Spurn the Tyranny of the Majority
Depression Era 'Welcome'
Works Progress Administration
'No Smoking' Logo
Anyone over 30, including former President George (H.W.) Bush, can look back to a time in America when people enjoyed a kinder, gentler society.
Before and during World War II, and for some years after, people, in general, had a better outlook than we have today. And, while the bromide holds that every generation sees succeeding generations going to rack and ruin, the differences in views are undeniable.
WPA Worker's Good Deed
It would be simple to fill this space with illustrations of how attitudes have changed. My earliest memory in this regard, for example, is of a pre-World War II WPA (Works Progress Administration) worker who was sweeping the gutter outside a grocery store. He dropped his broom to help a small boy -- me -- who had dropped and broken a bottle of milk on the way out of the store (on Fairview Street in Yonkers, New York.). He sure wasn't thinking of himself when he got the very relieved boy a new bottle from the store owner -- no small thing in the waning days of the Great Depression.
Too many people these days would look the other way under the same circumstances.
Ex-Smokers Often Worst Offenders
There's a general tendency toward mean-spiritedness today as illustrated by the current outlook on smokers.
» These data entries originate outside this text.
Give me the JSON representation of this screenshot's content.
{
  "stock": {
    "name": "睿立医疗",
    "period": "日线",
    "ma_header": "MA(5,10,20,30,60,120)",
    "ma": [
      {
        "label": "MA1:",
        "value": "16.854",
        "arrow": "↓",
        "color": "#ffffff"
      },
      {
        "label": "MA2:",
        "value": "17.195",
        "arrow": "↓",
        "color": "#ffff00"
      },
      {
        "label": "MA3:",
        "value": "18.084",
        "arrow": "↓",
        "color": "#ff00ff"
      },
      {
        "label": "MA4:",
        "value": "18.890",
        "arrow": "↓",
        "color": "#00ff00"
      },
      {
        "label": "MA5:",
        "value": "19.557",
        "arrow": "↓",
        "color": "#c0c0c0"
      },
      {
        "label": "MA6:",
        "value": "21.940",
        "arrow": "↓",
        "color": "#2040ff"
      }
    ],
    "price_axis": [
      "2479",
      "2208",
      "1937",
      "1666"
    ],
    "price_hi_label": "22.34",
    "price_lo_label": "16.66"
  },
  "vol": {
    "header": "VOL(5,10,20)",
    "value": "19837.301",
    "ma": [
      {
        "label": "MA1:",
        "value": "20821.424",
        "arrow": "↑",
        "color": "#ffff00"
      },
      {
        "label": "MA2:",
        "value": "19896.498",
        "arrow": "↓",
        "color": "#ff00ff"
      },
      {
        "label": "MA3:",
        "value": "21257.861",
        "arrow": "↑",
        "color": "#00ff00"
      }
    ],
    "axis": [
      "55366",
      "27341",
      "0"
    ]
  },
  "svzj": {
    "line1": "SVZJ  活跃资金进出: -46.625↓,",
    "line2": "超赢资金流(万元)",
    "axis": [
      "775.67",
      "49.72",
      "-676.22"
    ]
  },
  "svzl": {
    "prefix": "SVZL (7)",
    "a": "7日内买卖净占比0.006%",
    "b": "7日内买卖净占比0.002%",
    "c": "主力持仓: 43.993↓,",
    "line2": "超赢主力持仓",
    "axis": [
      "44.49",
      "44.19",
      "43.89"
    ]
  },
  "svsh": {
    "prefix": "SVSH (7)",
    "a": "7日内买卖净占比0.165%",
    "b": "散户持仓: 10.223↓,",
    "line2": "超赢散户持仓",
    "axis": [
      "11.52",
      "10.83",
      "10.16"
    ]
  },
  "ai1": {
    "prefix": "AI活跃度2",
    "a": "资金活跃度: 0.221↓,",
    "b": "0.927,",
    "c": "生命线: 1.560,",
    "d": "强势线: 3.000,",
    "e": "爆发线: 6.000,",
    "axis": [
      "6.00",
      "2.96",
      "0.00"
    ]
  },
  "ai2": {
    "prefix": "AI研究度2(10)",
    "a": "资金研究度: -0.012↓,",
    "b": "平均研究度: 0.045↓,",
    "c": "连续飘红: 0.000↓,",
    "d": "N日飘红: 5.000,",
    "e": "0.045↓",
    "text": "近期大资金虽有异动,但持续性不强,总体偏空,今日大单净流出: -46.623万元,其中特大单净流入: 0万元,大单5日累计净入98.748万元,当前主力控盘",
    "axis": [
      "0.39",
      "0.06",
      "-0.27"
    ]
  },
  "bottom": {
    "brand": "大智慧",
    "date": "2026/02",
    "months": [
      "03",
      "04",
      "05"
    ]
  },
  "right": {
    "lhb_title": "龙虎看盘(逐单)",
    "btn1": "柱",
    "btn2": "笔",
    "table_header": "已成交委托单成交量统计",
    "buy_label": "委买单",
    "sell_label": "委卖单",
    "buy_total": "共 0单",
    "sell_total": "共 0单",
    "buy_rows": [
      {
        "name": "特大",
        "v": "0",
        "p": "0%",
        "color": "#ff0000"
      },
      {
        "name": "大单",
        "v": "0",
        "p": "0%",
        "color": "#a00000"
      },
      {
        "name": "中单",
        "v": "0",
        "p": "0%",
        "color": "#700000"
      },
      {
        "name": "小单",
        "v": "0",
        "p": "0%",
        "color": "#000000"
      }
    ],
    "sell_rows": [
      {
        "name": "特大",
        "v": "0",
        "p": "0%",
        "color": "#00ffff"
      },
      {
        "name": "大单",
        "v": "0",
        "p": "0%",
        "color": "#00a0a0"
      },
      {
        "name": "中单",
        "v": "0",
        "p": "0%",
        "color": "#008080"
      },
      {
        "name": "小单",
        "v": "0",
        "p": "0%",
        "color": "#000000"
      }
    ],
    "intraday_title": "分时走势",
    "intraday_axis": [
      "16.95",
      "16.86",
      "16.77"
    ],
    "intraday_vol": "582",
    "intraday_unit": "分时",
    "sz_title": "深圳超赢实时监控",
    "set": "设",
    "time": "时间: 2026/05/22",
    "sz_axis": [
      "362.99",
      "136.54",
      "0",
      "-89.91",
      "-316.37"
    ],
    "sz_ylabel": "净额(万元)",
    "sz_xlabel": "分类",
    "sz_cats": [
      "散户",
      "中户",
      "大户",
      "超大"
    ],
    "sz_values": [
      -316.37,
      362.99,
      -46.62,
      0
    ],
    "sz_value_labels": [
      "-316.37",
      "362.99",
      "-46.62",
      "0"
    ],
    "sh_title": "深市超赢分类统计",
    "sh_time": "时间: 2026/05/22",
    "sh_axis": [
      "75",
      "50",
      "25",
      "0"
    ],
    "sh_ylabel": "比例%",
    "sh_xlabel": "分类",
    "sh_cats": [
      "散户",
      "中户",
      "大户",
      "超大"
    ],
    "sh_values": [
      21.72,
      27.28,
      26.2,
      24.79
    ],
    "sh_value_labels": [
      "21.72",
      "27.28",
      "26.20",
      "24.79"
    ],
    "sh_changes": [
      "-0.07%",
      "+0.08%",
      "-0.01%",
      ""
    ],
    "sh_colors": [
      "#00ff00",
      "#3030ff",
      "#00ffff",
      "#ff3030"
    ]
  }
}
It's only been in recent decades that so many have taken on a holier-than-thou attitude on the subject. Ex-smokers are sometimes the worst offenders. I took up smoking when I was 8 years old and enjoyed -- yes, enjoyed -- smoking for more than 40 years before quitting. Quitting, however, doesn't give one the right to criticize those who still smoke.
Majority Punishing the Minority
It's bad enough that nonsmokers take advantage of their numbers to punish the minority by inordinately raising smokers' taxes, but it's downright mean-spirited of them to seek exorbitant financial payoffs that unjustly hurt not just smokers but also manufacturers, farmers, stockholders and tobacco-dependent communities.
While cigarettes have been called "coffin nails" since the 1800's, they are legal.
So, fresh from their success against cigarette manufacturers, what does the majority do now for an encore? After all, they (including the White House) are already hounding gun manufacturers, blaming them for every killing involving a gun and looking for more big bucks.
The Shotgun Approach?
Will they now try to fill government coffers by going after banks (for usury), insurance companies (for overcharging and redlining), lawyers (for unnecessary litigation), farmers and chemical companies (for killing us with unhealthy substances), food companies (for feeding us sugar, fats and salts that lead to diabetes, heart disease, etc.), and doctors (for overcharging and unnecessary operations, as well as malpractice)?
By way of disclaimer, I unabashedly disclose that I have a financial interest in tobacco, as well as health, food, guns and innumerable other things.
Extorting money from those we disagree with is not the answer. I say laissez-faire is the best policy; what goes around comes around; que sera sera. Lighten up folks!
Wouldn't it be better if we drop that "me first" attitude and replace it with "All for one, and one for all?"
I wrote this column as a "My View" for The Hour newspaper of Norwalk, Conn., on Dec. 12, 1999.